He had a sister called Devki. Being a king, he wanted Devki to be married to someone he could trust- after all regardless of how evil a king is, he is still a brother- or maybe not. You see when Devki was married to Vasudeva – King Kansa’s friend, there was a predicted prophecy heard that Kansa will be killed by the eight child of Devki and Vasudeva.
Being the kind brother he is, Kansa threw his sister and friend into prison and started to kill every son they had. He succeeded in killing 7 of their children before Vasudeva had enough and used trickery with the help of Lord Vishnu’s powerover Krishna to hand over their son to Nanda and Yasodha.
When Vasudeva returned to Mathura after swapping the children with Yasodha, he presented the girl to the Evil King Kansa – and he killed the girl, right?
Well, there is one more plot twist before this myth ends. You see here, everything was pre-determined. Kansa was supposed to die in the hands of Lord Krishna. The daughter of Yasodha – the girl Vasudeva swapped, turned into Goddess Yogmaya when she was presented to Kansa and warned the evil king of his failed assassination – that the eighth son of Vasudeva was still alive.
Naturally, Vasudeva was thrown back into prison again. However years later, when Lord Krishna grew up, he fulfilled his duty and King Kansa met his fate – death in the hands of his own blood.
Lord Krishna was born to kill the evil King Kansa and free his entire kingdom from a tyrant ruler.
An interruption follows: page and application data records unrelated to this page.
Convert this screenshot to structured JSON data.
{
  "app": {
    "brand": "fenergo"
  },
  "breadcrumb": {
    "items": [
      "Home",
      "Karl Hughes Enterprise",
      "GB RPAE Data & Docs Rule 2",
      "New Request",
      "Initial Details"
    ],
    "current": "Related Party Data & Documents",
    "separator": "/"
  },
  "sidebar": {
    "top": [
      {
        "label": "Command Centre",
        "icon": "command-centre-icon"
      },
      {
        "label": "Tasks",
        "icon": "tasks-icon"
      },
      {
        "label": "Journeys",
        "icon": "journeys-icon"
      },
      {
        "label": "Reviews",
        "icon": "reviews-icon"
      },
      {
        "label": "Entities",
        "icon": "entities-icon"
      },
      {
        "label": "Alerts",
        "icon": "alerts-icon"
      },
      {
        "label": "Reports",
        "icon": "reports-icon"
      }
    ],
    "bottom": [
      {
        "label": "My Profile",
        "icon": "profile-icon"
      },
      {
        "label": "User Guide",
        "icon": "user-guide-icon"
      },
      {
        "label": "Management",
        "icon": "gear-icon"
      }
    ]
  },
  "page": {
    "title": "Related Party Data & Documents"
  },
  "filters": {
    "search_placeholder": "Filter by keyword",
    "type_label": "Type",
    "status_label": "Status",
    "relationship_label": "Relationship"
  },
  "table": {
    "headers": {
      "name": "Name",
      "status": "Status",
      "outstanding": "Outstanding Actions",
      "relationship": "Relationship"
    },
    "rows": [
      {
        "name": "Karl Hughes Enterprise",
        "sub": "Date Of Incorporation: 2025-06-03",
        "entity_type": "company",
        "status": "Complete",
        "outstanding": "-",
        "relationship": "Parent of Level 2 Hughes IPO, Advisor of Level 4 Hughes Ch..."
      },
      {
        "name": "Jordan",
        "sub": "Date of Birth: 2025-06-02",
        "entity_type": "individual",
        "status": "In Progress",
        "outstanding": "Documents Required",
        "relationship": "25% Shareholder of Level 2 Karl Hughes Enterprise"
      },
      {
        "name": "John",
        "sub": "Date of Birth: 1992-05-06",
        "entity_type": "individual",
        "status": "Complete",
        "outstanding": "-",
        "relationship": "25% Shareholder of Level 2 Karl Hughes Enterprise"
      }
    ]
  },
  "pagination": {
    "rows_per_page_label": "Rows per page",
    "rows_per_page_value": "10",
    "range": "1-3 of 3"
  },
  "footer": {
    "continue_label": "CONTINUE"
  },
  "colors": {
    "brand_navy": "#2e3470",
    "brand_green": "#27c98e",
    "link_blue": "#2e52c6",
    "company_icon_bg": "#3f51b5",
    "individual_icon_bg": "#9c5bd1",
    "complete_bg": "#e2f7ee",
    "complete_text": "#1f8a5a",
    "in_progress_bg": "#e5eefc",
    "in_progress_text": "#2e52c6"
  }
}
The birth of Lord Krishna was the beginning of an end for an evil king and this birth is celebrated eons later till this day as Krishna Janmasthami.
This is the story and the myth behind the origin of this festival that celebrates the birth of Lord Krishna.
Krishna Janmasthami is an important Hindu festival that is meant to celebrate the Birth of Lord Krishna – the eighth avatar of Lord Vishnu who ended the reign of an evil king. The concept behind this festival is pretty straight forward and the myth is quite simple as well.
We celebrate this festival to invite the blessing of Lord Krishna into our homes on his birthday and by worshipping the deity by fasting, and singing songs. While the concept of using cradle to invite Lord Krishna in the middle of the night is a bit creepy if looked at from an outside perspective, the process and the festival are simple enough.
Hope you found this helpful. If you have any suggestions for us, do let us know then down in the comments below. And as always thank you for reading till the end.
If you enjoyed this article about Krishna Janmasthami, why not check out some of our other articles on: